Written by Daniel Offner Thursday, 02 January 2014 00:00
Students returning from their two-week hiatus, will find that the cost of lunch at Farmingdale High School and Howitt Middle School has increased for the first time in nine years. Effective Jan. 1, 2014, the Farmingdale school district will increase all full priced school lunches by .25 cents. This will not affect the school breakfast program, nor will it affect students who qualify for free or reduced price meals.
“The Farmingdale school district is committed to providing all students with nutritious, well-balanced meals in a welcoming environment while striving to maintain low school lunch prices,” said Assistant Superintendent Paul Defendini, in a letter to parents in the school district.
In a presentation to the Farmingdale Board of Education, last October, Defendini told parents that increases to the state Employee Retirement System, the increased cost of food and ingredients and changes to the Healthy Hunger Free Kids Act all played a factor to the district’s food service program running a deficit in the 2012-2013 school year.
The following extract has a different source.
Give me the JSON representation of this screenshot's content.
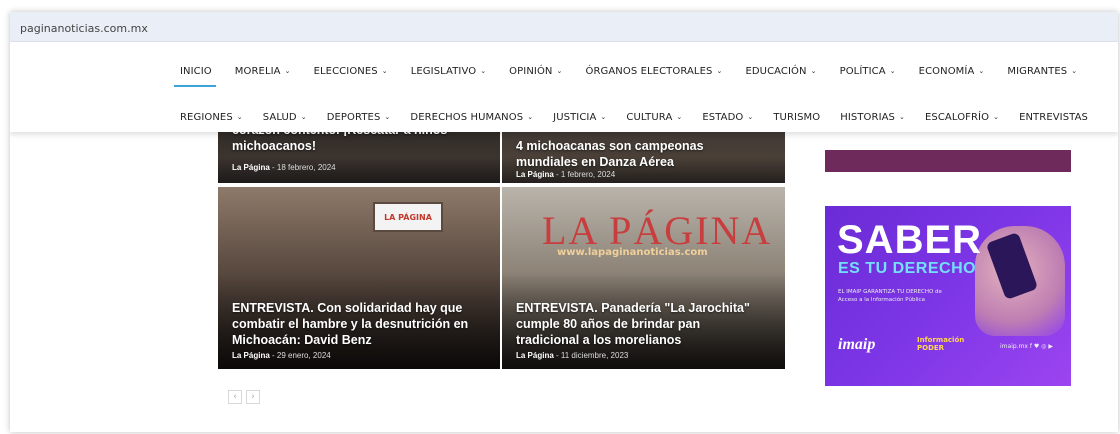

Due to the deficit, members of the Board of Education unanimously voted, last month, to increase the cost of school lunches in two parts—once in January, with an additional .25 cent increase scheduled to go in affect next September.
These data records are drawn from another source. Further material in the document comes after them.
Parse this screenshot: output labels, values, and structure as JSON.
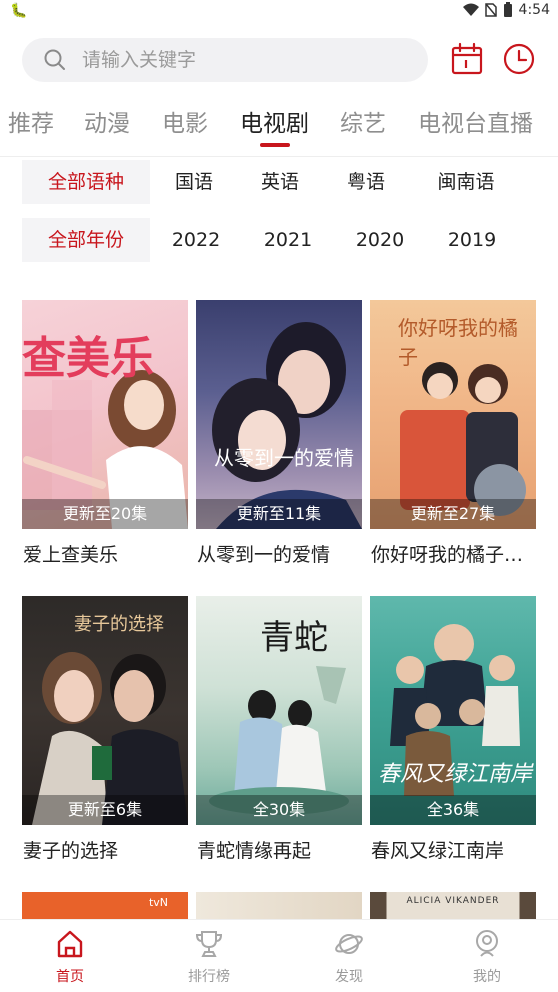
{
  "status_bar": {
    "left_icon": "debug-bug-icon",
    "time": "4:54"
  },
  "search": {
    "placeholder": "请输入关键字"
  },
  "header_icons": [
    "calendar-icon",
    "history-clock-icon"
  ],
  "tabs": [
    {
      "label": "推荐"
    },
    {
      "label": "动漫"
    },
    {
      "label": "电影"
    },
    {
      "label": "电视剧",
      "active": true
    },
    {
      "label": "综艺"
    },
    {
      "label": "电视台直播"
    }
  ],
  "language_filter": [
    "全部语种",
    "国语",
    "英语",
    "粤语",
    "闽南语"
  ],
  "year_filter": [
    "全部年份",
    "2022",
    "2021",
    "2020",
    "2019"
  ],
  "shows": [
    {
      "title": "爱上查美乐",
      "badge": "更新至20集",
      "poster_text": "查美乐"
    },
    {
      "title": "从零到一的爱情",
      "badge": "更新至11集",
      "poster_text": "从零到一的爱情"
    },
    {
      "title": "你好呀我的橘子…",
      "badge": "更新至27集",
      "poster_text": "你好呀我的橘子"
    },
    {
      "title": "妻子的选择",
      "badge": "更新至6集",
      "poster_text": "妻子的选择"
    },
    {
      "title": "青蛇情缘再起",
      "badge": "全30集",
      "poster_text": "青蛇"
    },
    {
      "title": "春风又绿江南岸",
      "badge": "全36集",
      "poster_text": "春风又绿江南岸"
    },
    {
      "title": "",
      "badge": "",
      "poster_text": "tvN"
    },
    {
      "title": "",
      "badge": "",
      "poster_text": ""
    },
    {
      "title": "",
      "badge": "",
      "poster_text": "ALICIA VIKANDER"
    }
  ],
  "bottom_nav": [
    {
      "label": "首页",
      "icon": "home-icon",
      "active": true
    },
    {
      "label": "排行榜",
      "icon": "trophy-icon"
    },
    {
      "label": "发现",
      "icon": "planet-icon"
    },
    {
      "label": "我的",
      "icon": "profile-icon"
    }
  ],
  "colors": {
    "accent": "#c8161d",
    "chip_bg": "#f4f4f6",
    "search_bg": "#f1f1f3"
  }
}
Starting January, the price of lunch for Farmingdale High School students will increase from $1.75 to $2, while lunch for Howitt Middle Schoolers will go up from $1.50 to $1.75. In September 2014, students returning to Farmingdale High School can expect the prices to go up again, from $2 to $2.25. Middle school lunch will also increase from $1.75 to $2.
Apart from the increased cost, the Farmingdale school district also plans to change its a-la-carte lunch menu items, next September, in order to comply with the federal Healthy Hunger Free Kids Act. Based on the HHFKA requirements, a-la-carte items will need to be either a whole grain rich product; contain a fruit, vegetable, dairy product or protein as the main ingredient; be a combination food with at least 1/4 cup of fruit or vegetables; or contain 10 percent of the daily value of one nutrient of public concern, such as calcium, potassium, vitamin D and dietary fiber.